Task description: Reproduce each record below in full, word for word, without images.

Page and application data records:
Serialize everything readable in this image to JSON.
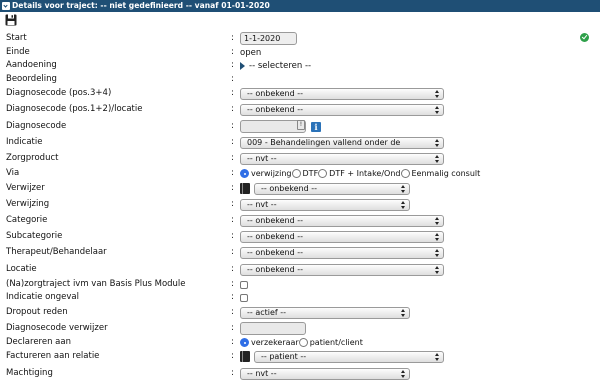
{
  "header": {
    "title": "Details voor traject: -- niet gedefinieerd -- vanaf 01-01-2020"
  },
  "fields": {
    "start": {
      "label": "Start",
      "value": "1-1-2020"
    },
    "einde": {
      "label": "Einde",
      "value": "open"
    },
    "aandoening": {
      "label": "Aandoening",
      "value": "-- selecteren --"
    },
    "beoordeling": {
      "label": "Beoordeling"
    },
    "diag34": {
      "label": "Diagnosecode (pos.3+4)",
      "value": "-- onbekend --"
    },
    "diag12": {
      "label": "Diagnosecode (pos.1+2)/locatie",
      "value": "-- onbekend --"
    },
    "diagnosecode": {
      "label": "Diagnosecode",
      "value": ""
    },
    "indicatie": {
      "label": "Indicatie",
      "value": "009 - Behandelingen vallend onder de"
    },
    "zorgproduct": {
      "label": "Zorgproduct",
      "value": "-- nvt --"
    },
    "via": {
      "label": "Via",
      "options": [
        "verwijzing",
        "DTF",
        "DTF + Intake/Ond",
        "Eenmalig consult"
      ],
      "selected": "verwijzing"
    },
    "verwijzer": {
      "label": "Verwijzer",
      "value": "-- onbekend --"
    },
    "verwijzing": {
      "label": "Verwijzing",
      "value": "-- nvt --"
    },
    "categorie": {
      "label": "Categorie",
      "value": "-- onbekend --"
    },
    "subcategorie": {
      "label": "Subcategorie",
      "value": "-- onbekend --"
    },
    "therapeut": {
      "label": "Therapeut/Behandelaar",
      "value": "-- onbekend --"
    },
    "locatie": {
      "label": "Locatie",
      "value": "-- onbekend --"
    },
    "nazorg": {
      "label": "(Na)zorgtraject ivm van Basis Plus Module",
      "checked": false
    },
    "indicatie_ongeval": {
      "label": "Indicatie ongeval",
      "checked": false
    },
    "dropout": {
      "label": "Dropout reden",
      "value": "-- actief --"
    },
    "diag_verwijzer": {
      "label": "Diagnosecode verwijzer",
      "value": ""
    },
    "declareren": {
      "label": "Declareren aan",
      "options": [
        "verzekeraar",
        "patient/client"
      ],
      "selected": "verzekeraar"
    },
    "factureren": {
      "label": "Factureren aan relatie",
      "value": "-- patient --"
    },
    "machtiging": {
      "label": "Machtiging",
      "value": "-- nvt --"
    }
  },
  "icons": {
    "save": "save-icon",
    "ok": "checkmark-circle-icon",
    "info": "info-icon",
    "book": "address-book-icon"
  },
  "colors": {
    "header_bg": "#1f4f75",
    "accent": "#2f6ee6",
    "ok": "#2ea04a"
  }
}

Your solution:
Serialize everything readable in this image to JSON.
{
  "header": {
    "title": "Details voor traject: -- niet gedefinieerd -- vanaf 01-01-2020"
  },
  "fields": {
    "start": {
      "label": "Start",
      "value": "1-1-2020"
    },
    "einde": {
      "label": "Einde",
      "value": "open"
    },
    "aandoening": {
      "label": "Aandoening",
      "value": "-- selecteren --"
    },
    "beoordeling": {
      "label": "Beoordeling"
    },
    "diag34": {
      "label": "Diagnosecode (pos.3+4)",
      "value": "-- onbekend --"
    },
    "diag12": {
      "label": "Diagnosecode (pos.1+2)/locatie",
      "value": "-- onbekend --"
    },
    "diagnosecode": {
      "label": "Diagnosecode",
      "value": ""
    },
    "indicatie": {
      "label": "Indicatie",
      "value": "009 - Behandelingen vallend onder de"
    },
    "zorgproduct": {
      "label": "Zorgproduct",
      "value": "-- nvt --"
    },
    "via": {
      "label": "Via",
      "options": [
        "verwijzing",
        "DTF",
        "DTF + Intake/Ond",
        "Eenmalig consult"
      ],
      "selected": "verwijzing"
    },
    "verwijzer": {
      "label": "Verwijzer",
      "value": "-- onbekend --"
    },
    "verwijzing": {
      "label": "Verwijzing",
      "value": "-- nvt --"
    },
    "categorie": {
      "label": "Categorie",
      "value": "-- onbekend --"
    },
    "subcategorie": {
      "label": "Subcategorie",
      "value": "-- onbekend --"
    },
    "therapeut": {
      "label": "Therapeut/Behandelaar",
      "value": "-- onbekend --"
    },
    "locatie": {
      "label": "Locatie",
      "value": "-- onbekend --"
    },
    "nazorg": {
      "label": "(Na)zorgtraject ivm van Basis Plus Module",
      "checked": false
    },
    "indicatie_ongeval": {
      "label": "Indicatie ongeval",
      "checked": false
    },
    "dropout": {
      "label": "Dropout reden",
      "value": "-- actief --"
    },
    "diag_verwijzer": {
      "label": "Diagnosecode verwijzer",
      "value": ""
    },
    "declareren": {
      "label": "Declareren aan",
      "options": [
        "verzekeraar",
        "patient/client"
      ],
      "selected": "verzekeraar"
    },
    "factureren": {
      "label": "Factureren aan relatie",
      "value": "-- patient --"
    },
    "machtiging": {
      "label": "Machtiging",
      "value": "-- nvt --"
    }
  },
  "icons": {
    "save": "save-icon",
    "ok": "checkmark-circle-icon",
    "info": "info-icon",
    "book": "address-book-icon"
  },
  "colors": {
    "header_bg": "#1f4f75",
    "accent": "#2f6ee6",
    "ok": "#2ea04a"
  }
}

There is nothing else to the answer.